(Entries from a dataset of interfaces)

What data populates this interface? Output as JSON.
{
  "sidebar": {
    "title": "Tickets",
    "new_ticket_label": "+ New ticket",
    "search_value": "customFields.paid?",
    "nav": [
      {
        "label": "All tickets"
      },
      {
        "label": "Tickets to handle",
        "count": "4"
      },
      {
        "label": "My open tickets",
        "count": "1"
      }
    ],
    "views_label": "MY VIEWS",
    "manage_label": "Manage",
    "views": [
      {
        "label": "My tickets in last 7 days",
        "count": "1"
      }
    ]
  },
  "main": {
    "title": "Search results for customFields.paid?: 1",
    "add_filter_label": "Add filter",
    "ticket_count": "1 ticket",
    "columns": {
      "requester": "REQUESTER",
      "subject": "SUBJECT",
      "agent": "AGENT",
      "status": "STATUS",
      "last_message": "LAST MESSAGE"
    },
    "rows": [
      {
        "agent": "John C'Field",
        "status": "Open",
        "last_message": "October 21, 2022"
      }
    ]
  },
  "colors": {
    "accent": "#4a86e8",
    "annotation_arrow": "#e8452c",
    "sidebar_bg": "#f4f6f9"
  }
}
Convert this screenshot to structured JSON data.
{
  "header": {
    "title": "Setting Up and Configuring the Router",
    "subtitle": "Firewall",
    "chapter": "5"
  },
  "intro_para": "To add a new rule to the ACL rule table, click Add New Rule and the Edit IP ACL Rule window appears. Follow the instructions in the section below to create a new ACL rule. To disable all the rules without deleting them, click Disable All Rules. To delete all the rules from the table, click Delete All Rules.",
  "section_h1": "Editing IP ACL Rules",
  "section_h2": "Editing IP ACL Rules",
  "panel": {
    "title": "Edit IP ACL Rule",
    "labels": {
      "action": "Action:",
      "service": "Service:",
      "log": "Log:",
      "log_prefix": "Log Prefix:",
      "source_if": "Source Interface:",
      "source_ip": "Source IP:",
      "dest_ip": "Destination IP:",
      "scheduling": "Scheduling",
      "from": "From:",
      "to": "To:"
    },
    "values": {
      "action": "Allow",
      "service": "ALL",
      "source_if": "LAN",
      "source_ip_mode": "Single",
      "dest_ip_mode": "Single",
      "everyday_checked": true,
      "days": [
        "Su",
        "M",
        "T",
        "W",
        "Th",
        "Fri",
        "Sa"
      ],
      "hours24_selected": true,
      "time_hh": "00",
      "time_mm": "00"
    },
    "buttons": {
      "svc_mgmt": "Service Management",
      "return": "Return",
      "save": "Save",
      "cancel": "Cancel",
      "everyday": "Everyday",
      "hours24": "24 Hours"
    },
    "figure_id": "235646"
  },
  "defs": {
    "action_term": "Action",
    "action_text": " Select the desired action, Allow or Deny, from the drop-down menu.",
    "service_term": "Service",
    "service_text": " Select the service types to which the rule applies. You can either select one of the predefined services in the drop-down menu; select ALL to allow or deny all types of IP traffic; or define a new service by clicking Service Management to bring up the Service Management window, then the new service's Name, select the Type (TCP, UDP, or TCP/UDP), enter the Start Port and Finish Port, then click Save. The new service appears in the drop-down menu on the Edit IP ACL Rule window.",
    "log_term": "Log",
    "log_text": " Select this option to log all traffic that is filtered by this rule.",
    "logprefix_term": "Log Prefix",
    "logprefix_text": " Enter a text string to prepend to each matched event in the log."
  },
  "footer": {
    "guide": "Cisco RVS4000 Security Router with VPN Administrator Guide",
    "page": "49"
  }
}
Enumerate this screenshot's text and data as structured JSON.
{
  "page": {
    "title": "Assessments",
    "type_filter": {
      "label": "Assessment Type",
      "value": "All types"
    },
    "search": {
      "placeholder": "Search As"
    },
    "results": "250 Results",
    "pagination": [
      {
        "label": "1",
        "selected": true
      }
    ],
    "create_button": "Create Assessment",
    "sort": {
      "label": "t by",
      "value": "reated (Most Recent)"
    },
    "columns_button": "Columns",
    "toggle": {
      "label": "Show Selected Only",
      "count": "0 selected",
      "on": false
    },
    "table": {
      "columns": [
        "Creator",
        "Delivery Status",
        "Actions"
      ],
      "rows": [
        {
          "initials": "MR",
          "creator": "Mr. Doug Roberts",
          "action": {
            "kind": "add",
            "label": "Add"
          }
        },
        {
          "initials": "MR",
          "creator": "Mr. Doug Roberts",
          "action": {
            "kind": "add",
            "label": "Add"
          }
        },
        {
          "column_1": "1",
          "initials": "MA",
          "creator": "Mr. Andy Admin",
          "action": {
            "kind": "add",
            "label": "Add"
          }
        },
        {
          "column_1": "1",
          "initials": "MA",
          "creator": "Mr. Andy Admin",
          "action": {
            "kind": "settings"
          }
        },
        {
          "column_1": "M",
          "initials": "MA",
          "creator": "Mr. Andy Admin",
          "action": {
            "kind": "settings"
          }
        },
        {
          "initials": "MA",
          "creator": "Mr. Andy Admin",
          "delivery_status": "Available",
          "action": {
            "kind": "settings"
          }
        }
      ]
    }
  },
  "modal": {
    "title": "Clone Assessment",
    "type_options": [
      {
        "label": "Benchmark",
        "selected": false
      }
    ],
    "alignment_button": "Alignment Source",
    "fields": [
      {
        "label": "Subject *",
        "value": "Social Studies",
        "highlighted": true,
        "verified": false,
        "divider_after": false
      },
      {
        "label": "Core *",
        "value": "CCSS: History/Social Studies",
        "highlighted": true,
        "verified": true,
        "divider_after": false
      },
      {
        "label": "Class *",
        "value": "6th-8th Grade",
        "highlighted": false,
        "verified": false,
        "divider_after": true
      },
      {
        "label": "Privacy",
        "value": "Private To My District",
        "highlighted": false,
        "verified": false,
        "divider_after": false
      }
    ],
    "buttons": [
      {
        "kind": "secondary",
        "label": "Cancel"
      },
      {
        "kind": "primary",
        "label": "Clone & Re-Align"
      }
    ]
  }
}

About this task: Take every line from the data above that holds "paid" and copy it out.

Answer box:
    "search_value": "customFields.paid?",
    "title": "Search results for customFields.paid?: 1",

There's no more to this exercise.